Peter L. VanKatwyk
Spiritual care has been envisioned through the trifocal lenses that represent premodern, modern and postmodern perspectives:
- The premodern lens shows how people in an immediate and convincing way experience God’s presence or the Sacred through prayer, religious texts and traditions, personal devotions and communal worship.
- The modern lens utilizes the critical studies of sacred texts and theological perspectives, as well as the knowledge of the medical and social sciences in appropriating spiritual insights and directing spiritual care.
- The postmodern lens shows the limits of external, authoritative, “objective” sources of knowledge, and the potential distortions of social conventions and cultural images that shape our world and life views. In this postmodern context, spiritual care seeks out new possibilities through collaborative learning that is strength based and case specific for each situation.
The task of the chaplain therefore is both to honor the distinctiveness of each of these lenses as well as to have the flexibility of using these three lenses interchangeably and simultaneously.
In the premodern context religious or spiritual experiences come in ways that appear immediate, intuitive and unquestionable as apparent in the following case illustration: William James in his classic “The Varieties of Religious Experience” recounts the moment of dread
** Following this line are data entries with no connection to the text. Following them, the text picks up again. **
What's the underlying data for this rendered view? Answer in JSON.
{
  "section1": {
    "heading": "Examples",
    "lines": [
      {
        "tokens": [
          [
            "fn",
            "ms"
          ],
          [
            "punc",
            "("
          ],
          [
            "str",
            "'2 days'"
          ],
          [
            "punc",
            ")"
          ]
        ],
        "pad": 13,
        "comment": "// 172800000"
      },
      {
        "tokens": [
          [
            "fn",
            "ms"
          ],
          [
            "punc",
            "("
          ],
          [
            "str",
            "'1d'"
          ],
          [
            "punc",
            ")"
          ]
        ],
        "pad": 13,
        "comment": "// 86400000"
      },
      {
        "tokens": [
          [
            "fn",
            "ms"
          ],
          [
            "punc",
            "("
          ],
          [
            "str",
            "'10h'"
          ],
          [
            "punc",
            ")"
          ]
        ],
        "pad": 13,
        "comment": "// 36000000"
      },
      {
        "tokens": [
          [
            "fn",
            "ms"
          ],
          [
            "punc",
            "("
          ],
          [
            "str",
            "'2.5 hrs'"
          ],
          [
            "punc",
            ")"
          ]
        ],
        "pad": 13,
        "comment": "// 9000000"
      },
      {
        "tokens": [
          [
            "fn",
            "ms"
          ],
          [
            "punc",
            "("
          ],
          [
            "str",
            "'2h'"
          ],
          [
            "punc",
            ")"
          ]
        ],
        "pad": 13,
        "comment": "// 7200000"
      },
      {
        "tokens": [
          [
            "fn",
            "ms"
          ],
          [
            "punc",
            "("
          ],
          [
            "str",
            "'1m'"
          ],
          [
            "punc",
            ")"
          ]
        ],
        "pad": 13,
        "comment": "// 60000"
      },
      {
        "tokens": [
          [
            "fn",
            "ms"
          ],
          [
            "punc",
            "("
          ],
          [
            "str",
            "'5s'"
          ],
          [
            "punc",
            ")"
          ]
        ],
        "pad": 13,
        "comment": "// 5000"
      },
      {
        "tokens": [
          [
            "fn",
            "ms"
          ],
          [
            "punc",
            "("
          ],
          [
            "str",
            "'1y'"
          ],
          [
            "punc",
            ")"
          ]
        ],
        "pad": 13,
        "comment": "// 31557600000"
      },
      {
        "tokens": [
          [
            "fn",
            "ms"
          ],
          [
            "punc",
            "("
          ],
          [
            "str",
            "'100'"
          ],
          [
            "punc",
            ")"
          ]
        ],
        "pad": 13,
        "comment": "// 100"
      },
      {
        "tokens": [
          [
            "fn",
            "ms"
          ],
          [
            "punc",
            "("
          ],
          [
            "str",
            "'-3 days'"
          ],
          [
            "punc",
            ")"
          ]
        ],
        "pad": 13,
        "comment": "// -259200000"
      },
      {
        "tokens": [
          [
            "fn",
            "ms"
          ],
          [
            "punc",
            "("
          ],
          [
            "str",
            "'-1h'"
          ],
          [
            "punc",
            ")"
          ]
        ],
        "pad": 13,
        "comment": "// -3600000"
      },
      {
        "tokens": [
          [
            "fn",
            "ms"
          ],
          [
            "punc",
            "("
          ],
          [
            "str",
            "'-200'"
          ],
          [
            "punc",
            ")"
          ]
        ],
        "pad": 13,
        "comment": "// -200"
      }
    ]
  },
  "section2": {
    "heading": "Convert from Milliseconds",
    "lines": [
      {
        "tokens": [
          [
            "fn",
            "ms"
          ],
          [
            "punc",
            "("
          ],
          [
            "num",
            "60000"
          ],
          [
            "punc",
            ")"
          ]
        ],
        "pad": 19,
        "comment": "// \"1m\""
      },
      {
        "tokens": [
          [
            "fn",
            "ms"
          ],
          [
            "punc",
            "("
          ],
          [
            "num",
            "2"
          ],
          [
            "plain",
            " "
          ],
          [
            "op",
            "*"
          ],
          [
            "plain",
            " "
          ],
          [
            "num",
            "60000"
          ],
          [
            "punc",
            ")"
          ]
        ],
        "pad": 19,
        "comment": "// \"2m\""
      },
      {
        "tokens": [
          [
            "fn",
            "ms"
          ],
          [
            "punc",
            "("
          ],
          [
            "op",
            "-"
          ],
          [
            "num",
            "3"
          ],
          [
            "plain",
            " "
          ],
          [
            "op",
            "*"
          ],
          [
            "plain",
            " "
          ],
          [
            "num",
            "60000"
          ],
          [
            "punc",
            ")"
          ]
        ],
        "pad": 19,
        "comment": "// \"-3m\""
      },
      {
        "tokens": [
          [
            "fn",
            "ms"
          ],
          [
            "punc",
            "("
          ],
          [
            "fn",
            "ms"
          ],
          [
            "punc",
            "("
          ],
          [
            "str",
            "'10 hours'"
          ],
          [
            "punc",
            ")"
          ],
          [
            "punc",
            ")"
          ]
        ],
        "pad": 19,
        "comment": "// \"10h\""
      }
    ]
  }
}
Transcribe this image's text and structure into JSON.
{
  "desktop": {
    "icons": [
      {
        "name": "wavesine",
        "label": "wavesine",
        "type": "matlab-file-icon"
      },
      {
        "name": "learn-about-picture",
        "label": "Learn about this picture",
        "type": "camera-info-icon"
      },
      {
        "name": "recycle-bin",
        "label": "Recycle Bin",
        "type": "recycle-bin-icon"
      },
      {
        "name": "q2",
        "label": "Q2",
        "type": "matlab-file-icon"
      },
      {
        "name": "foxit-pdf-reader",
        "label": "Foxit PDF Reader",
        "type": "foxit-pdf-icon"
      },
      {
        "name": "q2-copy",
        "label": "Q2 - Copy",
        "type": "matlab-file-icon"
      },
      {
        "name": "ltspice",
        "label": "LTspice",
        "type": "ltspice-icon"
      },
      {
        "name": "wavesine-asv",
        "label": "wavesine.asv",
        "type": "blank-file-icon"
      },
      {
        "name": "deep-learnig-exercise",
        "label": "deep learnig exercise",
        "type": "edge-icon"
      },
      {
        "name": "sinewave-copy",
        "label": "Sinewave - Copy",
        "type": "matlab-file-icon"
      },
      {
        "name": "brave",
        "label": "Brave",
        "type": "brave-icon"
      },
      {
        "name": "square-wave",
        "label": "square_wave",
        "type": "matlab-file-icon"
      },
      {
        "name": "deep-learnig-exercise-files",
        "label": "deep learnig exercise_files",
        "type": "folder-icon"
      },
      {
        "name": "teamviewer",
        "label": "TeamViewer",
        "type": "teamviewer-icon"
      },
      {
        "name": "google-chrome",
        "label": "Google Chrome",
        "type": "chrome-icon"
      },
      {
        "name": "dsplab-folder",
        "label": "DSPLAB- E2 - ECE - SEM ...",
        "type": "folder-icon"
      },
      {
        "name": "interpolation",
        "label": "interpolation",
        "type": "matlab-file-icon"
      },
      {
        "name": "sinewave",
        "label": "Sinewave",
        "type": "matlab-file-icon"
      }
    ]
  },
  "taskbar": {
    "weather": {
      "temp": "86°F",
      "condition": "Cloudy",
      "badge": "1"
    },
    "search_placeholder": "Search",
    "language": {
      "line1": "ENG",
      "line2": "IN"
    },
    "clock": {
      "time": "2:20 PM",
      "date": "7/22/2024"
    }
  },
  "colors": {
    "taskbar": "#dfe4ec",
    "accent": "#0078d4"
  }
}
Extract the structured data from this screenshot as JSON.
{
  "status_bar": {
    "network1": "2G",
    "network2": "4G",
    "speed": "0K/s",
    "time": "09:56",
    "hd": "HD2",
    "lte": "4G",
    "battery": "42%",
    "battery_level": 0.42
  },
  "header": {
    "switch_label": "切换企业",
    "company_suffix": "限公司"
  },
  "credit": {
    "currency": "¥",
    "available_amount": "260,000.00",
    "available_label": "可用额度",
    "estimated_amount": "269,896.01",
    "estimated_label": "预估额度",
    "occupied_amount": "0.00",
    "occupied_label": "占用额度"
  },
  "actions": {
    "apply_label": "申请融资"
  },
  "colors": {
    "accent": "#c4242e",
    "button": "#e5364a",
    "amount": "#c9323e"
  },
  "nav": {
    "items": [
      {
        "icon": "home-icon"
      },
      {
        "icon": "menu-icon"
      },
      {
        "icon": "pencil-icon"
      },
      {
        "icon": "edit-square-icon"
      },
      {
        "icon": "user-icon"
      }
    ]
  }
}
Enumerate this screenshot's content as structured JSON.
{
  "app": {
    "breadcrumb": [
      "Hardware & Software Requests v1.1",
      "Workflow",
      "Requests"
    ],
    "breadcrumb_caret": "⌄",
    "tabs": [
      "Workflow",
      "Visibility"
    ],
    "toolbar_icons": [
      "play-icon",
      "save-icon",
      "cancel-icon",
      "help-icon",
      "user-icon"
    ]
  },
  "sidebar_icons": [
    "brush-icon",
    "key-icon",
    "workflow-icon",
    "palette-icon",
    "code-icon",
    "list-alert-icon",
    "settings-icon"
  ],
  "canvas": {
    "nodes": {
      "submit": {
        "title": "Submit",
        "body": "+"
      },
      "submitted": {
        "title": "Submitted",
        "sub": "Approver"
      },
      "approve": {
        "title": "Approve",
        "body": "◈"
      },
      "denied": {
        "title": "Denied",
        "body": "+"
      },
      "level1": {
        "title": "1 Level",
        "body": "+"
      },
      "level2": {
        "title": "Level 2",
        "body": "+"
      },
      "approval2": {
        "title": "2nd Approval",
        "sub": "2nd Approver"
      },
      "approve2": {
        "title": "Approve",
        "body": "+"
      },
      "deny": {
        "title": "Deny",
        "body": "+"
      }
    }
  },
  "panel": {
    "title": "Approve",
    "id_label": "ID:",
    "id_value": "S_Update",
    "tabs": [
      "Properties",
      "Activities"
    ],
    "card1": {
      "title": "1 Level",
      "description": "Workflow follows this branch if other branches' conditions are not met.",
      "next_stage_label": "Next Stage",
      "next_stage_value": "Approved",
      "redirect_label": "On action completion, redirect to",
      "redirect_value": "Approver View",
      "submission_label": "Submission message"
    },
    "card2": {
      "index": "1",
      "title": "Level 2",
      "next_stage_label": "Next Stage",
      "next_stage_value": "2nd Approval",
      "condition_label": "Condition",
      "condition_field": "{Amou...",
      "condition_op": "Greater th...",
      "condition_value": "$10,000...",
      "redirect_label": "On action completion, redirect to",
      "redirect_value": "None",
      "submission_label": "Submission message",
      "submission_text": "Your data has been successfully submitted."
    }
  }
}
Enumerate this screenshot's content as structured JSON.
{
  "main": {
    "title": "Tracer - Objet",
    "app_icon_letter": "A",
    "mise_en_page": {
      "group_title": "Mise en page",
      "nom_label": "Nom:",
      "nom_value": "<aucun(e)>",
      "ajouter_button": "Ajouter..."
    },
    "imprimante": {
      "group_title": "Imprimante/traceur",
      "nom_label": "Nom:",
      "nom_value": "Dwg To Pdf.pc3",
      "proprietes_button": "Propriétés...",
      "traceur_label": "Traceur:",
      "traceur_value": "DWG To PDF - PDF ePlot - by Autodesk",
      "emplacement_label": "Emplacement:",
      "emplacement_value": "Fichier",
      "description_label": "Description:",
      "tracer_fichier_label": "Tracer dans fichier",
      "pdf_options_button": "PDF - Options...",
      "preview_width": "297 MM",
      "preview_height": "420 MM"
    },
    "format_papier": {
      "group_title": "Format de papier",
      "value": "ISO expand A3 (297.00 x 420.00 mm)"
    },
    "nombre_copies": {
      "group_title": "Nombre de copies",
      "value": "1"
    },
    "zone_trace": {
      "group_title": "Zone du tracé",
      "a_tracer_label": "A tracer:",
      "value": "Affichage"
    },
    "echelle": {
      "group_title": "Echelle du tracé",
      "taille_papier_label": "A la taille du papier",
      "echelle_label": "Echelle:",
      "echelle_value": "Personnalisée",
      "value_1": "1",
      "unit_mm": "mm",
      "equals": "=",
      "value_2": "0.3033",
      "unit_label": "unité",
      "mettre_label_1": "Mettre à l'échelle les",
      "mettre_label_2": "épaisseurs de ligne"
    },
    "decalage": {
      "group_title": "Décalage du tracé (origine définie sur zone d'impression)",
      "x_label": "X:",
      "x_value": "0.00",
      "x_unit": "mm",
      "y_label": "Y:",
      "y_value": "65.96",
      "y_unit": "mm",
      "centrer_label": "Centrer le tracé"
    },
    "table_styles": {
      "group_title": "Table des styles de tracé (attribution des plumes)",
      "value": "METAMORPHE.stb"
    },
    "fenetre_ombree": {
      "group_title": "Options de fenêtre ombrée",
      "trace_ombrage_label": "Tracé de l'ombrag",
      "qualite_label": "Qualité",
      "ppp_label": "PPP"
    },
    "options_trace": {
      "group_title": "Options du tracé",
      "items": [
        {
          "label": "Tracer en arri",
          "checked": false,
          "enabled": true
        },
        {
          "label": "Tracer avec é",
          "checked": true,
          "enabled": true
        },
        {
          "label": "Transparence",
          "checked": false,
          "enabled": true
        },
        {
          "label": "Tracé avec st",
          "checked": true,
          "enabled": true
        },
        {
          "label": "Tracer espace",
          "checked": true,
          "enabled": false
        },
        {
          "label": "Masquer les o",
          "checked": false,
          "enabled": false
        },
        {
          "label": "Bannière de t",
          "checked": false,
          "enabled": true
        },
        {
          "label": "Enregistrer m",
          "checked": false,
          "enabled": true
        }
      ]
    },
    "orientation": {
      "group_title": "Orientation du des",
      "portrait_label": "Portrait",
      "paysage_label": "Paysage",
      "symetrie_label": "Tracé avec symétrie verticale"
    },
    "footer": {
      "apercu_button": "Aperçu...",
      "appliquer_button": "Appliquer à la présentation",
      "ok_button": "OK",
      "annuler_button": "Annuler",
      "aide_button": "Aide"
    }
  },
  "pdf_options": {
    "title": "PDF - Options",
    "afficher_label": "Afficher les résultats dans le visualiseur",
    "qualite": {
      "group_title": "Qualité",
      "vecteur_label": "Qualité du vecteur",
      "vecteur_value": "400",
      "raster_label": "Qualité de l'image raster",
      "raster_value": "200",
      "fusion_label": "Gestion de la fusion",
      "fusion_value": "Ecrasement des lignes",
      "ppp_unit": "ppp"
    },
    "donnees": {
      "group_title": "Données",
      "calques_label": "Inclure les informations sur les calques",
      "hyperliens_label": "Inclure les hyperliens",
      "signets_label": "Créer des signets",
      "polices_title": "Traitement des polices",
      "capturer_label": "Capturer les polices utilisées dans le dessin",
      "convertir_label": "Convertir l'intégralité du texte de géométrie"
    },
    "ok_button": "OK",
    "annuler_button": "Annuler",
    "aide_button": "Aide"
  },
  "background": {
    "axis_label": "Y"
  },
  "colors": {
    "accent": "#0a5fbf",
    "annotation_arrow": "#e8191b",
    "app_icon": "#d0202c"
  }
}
“When suddenly there fell upon me without any warning, just as if it came out of the darkness, a horrible fear of my own existence. Simultaneously there arose in my mind the image of an epileptic patient whom I had seen in the asylum, a black-haired youth with greenish skin, entirely idiotic…moving nothing but his black eyes and looking absolutely non-human. This image and my fear entered into a species of combination with each other. The fear was so invasive and powerful that if I had not clung to scripture-texts like ‘The eternal God is my refuge,’ etc., ‘Come unto me, all ye that labor and are heavy-laden,’ etc., ‘I am the resurrection and the life,’ etc., I think I should have grown really insane.”
In these words James describes the panic of existential dread and the intervention of spiritual resources in scripture. In institutional care the spiritual care provider often encounters moments of anxiety that press for instant comfort and assurance.
The premodern perspective connects with a person-centered approach in spiritual care; offering a compassionate and confirming presence through sacred texts, religious rituals and prayer.
In the practice of spiritual care the chaplain in a similar fashion experiences an immediacy of spiritual inspiration and guidance. Bergin, a one-time research associate of Carl Rogers, has coined the term meta-empathy – denoting the presence of a transcendent spiritual guidance and enlightenment for the pastoral care provider. He defines it as openness to inspirational impressions that convey spiritual insights or convictions about the individual that differ from ordinary diagnostic categories or treatment hunches. In meta-empathy not only the patient/client but also the spiritual chaplain finds a spiritual grounding, a therapy-friendly moment that fosters a sacred alliance between therapist and Spirit in co-therapy. Prayer and silent reflection are often relied on as the traditional tools in this premodern perception of the process of attunement to a spiritual presence.
In the modern mode the chaplain functions as a professional in accordance with set standards of knowledge and skill competencies while emphasizing an evidence-based approach that links valid knowledge to effective clinical practice outcomes. From this perspective, authentic spiritual care is steeped in the traditions of religious care and informed by current clinical research and the social sciences.
A postmodern perspective focuses on the internal, subjective process through which people make sense of the world and find their place and purpose in life. This is the concept of constructivism where people are not passive recipients of general knowledge that corresponds to external, objective realities. People rather are seen and treated as active agents generating their own particular maps of idiosyncratic meanings and values by which to understand the world and live their lives.
Spiritual care in the postmodern mode attends to a person’s process of meaning-making – a process that is embedded in larger cultural, religious and family contexts. Care-providers invite themselves as participants in these personal quests for meaning while identifying and, hopefully, deconstructing and reconstructing destructive themes. The role of narrative therapy in spiritual care is to listen to the stories that bind and limit with a view to collaborate in the creative writing of more generous stories that spring free from old plots into new possibilities